**DATA PROVIDED**
------

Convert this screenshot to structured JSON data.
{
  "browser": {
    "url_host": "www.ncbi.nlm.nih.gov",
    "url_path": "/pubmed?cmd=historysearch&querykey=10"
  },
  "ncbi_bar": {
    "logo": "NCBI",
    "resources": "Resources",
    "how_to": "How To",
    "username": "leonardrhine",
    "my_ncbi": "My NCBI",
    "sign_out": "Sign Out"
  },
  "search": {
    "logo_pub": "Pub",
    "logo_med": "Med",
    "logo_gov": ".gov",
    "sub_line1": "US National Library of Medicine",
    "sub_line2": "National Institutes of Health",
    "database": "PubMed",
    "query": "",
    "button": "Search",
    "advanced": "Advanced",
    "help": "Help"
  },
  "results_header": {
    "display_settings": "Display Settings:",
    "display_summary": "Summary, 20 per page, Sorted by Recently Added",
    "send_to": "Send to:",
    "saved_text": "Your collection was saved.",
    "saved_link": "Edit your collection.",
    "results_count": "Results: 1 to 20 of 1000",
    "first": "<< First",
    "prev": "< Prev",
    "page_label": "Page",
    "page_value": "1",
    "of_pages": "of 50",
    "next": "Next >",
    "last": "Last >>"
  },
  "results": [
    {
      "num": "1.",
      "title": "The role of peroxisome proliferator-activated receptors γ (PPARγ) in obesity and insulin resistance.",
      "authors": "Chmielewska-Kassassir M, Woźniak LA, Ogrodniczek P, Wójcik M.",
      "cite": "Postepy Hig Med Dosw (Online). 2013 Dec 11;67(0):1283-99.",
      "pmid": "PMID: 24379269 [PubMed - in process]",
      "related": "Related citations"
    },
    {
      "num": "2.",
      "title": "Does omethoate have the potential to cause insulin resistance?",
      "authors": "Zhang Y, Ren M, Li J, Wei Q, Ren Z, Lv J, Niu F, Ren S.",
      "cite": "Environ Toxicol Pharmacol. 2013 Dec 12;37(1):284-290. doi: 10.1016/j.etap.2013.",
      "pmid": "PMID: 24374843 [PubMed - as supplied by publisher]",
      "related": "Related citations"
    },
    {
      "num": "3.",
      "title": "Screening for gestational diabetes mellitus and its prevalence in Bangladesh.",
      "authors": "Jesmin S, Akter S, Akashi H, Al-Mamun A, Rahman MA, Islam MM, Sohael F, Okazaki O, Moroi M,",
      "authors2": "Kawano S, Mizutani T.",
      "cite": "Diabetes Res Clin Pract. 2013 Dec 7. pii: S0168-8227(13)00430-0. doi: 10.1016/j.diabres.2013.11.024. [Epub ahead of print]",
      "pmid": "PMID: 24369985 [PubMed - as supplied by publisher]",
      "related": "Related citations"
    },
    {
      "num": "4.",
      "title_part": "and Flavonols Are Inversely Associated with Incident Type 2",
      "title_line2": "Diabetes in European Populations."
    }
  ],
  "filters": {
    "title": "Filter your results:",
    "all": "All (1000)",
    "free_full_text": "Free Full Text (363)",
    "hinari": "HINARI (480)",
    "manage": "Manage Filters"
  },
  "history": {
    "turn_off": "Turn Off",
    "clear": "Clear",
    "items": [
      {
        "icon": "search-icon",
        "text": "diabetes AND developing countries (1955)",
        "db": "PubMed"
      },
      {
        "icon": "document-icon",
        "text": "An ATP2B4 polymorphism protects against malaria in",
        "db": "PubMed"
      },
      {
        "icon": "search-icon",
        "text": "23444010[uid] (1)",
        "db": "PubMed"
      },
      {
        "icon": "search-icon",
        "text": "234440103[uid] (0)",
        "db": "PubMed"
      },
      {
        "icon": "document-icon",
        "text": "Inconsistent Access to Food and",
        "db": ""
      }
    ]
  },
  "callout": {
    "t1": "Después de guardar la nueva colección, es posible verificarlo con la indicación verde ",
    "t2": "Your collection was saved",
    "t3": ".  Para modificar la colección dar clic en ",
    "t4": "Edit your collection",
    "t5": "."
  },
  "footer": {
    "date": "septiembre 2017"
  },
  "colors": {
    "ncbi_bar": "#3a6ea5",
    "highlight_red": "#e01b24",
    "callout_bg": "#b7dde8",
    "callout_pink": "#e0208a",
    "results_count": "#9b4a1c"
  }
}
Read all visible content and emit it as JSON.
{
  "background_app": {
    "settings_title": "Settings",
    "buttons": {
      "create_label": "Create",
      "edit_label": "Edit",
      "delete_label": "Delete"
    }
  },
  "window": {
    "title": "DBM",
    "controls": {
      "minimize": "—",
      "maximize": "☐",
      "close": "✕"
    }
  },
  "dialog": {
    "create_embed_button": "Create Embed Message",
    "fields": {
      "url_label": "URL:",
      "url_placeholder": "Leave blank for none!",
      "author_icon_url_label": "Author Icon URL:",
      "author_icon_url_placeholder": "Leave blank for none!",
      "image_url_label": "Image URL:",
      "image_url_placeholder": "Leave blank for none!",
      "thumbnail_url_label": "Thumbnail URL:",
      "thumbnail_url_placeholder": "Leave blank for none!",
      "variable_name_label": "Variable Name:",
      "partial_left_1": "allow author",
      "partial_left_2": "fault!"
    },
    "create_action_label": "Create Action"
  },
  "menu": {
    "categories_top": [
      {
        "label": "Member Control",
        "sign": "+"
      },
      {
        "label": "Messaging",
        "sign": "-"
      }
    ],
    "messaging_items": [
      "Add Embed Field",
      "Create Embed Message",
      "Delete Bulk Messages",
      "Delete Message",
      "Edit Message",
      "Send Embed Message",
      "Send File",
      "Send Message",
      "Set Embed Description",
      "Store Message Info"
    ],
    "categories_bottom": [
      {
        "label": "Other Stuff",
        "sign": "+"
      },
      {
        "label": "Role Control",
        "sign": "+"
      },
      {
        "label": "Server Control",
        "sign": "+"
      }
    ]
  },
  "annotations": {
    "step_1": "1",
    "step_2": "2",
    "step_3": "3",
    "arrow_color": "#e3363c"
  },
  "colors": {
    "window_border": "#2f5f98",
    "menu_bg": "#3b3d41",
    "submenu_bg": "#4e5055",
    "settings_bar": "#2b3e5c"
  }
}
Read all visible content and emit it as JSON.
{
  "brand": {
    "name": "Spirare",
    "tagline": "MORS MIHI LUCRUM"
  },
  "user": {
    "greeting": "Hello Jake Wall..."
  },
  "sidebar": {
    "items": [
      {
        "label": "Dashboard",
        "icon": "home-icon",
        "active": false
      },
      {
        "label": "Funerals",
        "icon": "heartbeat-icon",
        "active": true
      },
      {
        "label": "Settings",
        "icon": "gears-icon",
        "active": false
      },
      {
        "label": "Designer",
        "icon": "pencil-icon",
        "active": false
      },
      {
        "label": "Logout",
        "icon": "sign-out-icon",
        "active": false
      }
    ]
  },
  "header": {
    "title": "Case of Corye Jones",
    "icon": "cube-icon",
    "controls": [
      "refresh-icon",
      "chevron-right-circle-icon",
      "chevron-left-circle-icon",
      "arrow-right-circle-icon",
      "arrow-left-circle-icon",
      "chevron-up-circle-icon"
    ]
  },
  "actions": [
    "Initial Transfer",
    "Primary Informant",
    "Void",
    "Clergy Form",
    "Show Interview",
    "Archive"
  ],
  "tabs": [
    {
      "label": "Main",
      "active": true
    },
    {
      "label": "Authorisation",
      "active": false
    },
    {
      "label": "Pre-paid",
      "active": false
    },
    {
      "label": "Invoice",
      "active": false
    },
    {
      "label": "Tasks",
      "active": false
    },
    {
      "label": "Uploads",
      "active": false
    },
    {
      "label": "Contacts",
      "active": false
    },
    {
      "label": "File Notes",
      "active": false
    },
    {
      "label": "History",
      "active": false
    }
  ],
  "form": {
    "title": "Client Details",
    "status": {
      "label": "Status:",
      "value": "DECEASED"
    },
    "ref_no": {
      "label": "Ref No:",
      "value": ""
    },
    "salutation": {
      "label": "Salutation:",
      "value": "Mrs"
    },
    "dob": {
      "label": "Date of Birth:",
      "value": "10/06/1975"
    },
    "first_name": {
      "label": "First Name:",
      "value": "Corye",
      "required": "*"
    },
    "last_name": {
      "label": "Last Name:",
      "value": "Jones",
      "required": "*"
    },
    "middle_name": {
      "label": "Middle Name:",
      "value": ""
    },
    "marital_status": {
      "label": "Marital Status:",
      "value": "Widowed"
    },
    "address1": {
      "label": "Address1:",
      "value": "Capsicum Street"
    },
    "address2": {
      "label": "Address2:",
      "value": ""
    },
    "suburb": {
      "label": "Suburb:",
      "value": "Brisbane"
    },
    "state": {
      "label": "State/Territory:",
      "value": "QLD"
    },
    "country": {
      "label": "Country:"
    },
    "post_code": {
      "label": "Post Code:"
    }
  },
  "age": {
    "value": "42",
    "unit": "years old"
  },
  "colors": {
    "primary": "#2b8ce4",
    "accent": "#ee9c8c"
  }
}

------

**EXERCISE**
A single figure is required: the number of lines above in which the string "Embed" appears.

**SOLUTION TO THIS TASK**
5